Musicians who play stringed instruments like the guitar or violin will be familiar the concept straightaway – they are the bell-like tones produced by lightly touching a string at the 4th, 5th, 7th, 12th etc frets or the equivalent positions. What you actually have here is a tone which is equal in frequency to that of the open string, multiplied by a whole number. Hence:
|Frequency||Known as||Where on guitar|
|x||The First Harmonic (Fundamental)||0 (Open string)|
|2x||The Second Harmonic||12|
|3x||The Third Harmonic||7|
|4x||The Fourth Harmonic||5|
|5x||The Fifth Harmonic||4|
|6x||The Sixth Harmonic||3 *|
|7x||The Seventh Harmonic||15 *|
|8x||The Eighth Harmonic||17 *|
* These harmonics are not as easy to play on a guitar as the other harmonics. But if they were easy, then it wouldn’t be a guitar!
As a sort of aside, it is worth noting that going by Pythagorean Temperament, the various Harmonics would thus be equivalent to: –
|7th||b VII” **|
** NB: The note-equivalents of the 5th & 7th Harmonics are approximations – probably more suited to a Just Tempered scale, as opposed to a strict Pythagorean one. The strict Pythagorean versions of these notes would be several cents sharper than the corresponding harmonics.
It is here that Madame Blavatsky shoved her oar in: she asserted that the colours of the spectrum correspond to Harmonically to one another, hence:
|8th||I”’||“The Ghost Ray”|
“The Ghost Ray…” Yes indeed, Blavatsky postulated that there was an eighth, mysterious colour of the spectrum, which is where Terry Pratchett got the idea for Octarine from. Hence Chaos magicians have incorporated this into Chaos Magic thinking they are being really ironic, when in fact they are just re-cycling hundred year-old Theosophy!
Anyhoo… now that we have a basis for assigning colours to harmonics, it is possible to analyse the timbre of a musical instrument in astrological terms – e.g. if one particular harmonic is stronger than the rest, one could say that the sound of the instrument is more under the presidency of the corresponding planet or planets than the others. However, in terms of using this for practical magic, this system would have had limited functionality in the late 19th century when it was first proposed. For a particular planetary working one would have to hunt high and low for the particular instruments that sounded just right.

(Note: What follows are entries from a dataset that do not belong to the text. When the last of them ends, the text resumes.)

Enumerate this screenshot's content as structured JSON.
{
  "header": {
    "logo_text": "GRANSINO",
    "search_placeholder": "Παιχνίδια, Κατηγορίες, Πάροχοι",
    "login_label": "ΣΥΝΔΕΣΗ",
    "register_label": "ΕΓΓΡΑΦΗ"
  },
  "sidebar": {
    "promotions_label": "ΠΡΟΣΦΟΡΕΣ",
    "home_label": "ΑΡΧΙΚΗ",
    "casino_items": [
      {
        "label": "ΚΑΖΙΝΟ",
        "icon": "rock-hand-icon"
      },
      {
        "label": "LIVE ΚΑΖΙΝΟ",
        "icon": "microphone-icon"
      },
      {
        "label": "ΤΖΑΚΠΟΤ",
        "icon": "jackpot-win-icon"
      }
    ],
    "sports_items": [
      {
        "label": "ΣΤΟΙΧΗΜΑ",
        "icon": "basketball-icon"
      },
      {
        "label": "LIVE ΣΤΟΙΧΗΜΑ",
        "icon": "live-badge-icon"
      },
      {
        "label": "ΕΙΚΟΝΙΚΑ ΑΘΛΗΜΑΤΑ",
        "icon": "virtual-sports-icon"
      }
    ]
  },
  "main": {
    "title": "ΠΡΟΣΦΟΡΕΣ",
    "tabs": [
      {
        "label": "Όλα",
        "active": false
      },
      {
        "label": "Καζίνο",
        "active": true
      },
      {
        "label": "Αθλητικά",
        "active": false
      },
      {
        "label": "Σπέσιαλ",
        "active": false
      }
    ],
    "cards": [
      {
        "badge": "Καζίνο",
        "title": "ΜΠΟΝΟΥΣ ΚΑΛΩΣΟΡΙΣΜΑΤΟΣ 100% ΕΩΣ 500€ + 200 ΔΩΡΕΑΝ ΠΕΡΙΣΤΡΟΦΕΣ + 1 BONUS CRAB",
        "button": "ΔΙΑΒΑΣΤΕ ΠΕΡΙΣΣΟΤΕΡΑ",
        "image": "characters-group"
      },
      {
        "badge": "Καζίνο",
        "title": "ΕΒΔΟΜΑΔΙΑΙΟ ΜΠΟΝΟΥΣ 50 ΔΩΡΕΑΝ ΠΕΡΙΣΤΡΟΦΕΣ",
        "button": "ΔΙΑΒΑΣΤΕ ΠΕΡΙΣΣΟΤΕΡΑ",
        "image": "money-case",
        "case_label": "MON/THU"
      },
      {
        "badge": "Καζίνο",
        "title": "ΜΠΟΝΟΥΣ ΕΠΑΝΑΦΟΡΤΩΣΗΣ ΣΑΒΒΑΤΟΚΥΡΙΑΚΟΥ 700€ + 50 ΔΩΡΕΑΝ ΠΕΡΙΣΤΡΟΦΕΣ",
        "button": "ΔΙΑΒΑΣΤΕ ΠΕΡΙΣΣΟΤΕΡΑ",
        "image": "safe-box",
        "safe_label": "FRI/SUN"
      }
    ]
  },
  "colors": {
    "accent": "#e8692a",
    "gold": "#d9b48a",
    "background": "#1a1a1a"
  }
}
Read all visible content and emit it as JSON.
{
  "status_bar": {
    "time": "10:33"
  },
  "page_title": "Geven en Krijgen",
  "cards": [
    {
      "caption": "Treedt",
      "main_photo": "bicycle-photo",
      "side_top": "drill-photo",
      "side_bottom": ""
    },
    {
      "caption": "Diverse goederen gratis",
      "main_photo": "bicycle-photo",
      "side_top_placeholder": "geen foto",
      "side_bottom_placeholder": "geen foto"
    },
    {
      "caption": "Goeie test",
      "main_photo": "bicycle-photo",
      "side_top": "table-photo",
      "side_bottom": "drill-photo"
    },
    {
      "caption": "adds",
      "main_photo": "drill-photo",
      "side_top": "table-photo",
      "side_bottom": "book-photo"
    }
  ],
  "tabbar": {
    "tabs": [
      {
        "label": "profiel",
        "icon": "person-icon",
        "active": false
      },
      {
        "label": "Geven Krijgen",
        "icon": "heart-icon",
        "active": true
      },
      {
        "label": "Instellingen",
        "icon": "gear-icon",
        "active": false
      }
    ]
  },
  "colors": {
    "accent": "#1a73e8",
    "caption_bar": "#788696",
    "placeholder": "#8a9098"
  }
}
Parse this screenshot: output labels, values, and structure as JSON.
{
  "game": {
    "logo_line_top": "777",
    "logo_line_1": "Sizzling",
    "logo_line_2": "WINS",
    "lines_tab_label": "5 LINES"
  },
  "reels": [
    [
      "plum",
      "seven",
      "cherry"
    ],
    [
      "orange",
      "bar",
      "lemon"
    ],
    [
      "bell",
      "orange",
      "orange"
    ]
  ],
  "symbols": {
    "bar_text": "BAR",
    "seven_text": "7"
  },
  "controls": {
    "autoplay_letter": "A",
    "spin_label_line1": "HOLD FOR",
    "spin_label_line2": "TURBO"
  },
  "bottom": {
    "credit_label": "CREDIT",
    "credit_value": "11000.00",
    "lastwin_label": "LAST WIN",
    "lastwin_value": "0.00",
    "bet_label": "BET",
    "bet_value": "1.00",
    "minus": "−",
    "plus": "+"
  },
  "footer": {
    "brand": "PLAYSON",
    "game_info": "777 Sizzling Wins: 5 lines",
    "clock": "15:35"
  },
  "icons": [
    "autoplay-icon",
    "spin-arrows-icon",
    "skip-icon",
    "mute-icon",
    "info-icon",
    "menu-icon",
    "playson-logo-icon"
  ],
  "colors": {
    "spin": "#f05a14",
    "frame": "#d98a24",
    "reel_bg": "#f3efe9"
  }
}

Pipe organs would have been more useful in this regard – unfortunately, most organs were not and indeed are not built to accommodate the full range of harmonics as listed above.
So, to fully make use of the system in the 1880s would have been very inconvenient. However: fast forward one hundred years, and the invention of digital synthesisers from the 1980s onwards does now allow one to pick and choose the harmonics with which to imbue your tone. This of course is only if you are prepared to actually synthesise instead of just use the presets. However, such synthesisers can do far more sophisticated things than just “pick a harmonic” – for example, by creating dynamic tones in which the levels of different harmonics alters in real time, thus reflecting that as in music, so in astrology, and so in Life – the influences of the various planets are not constant, but are modulating continually.
Donald Duck teaches your children all about the Pentagram. Thanks to Frater Peter for sending me this link.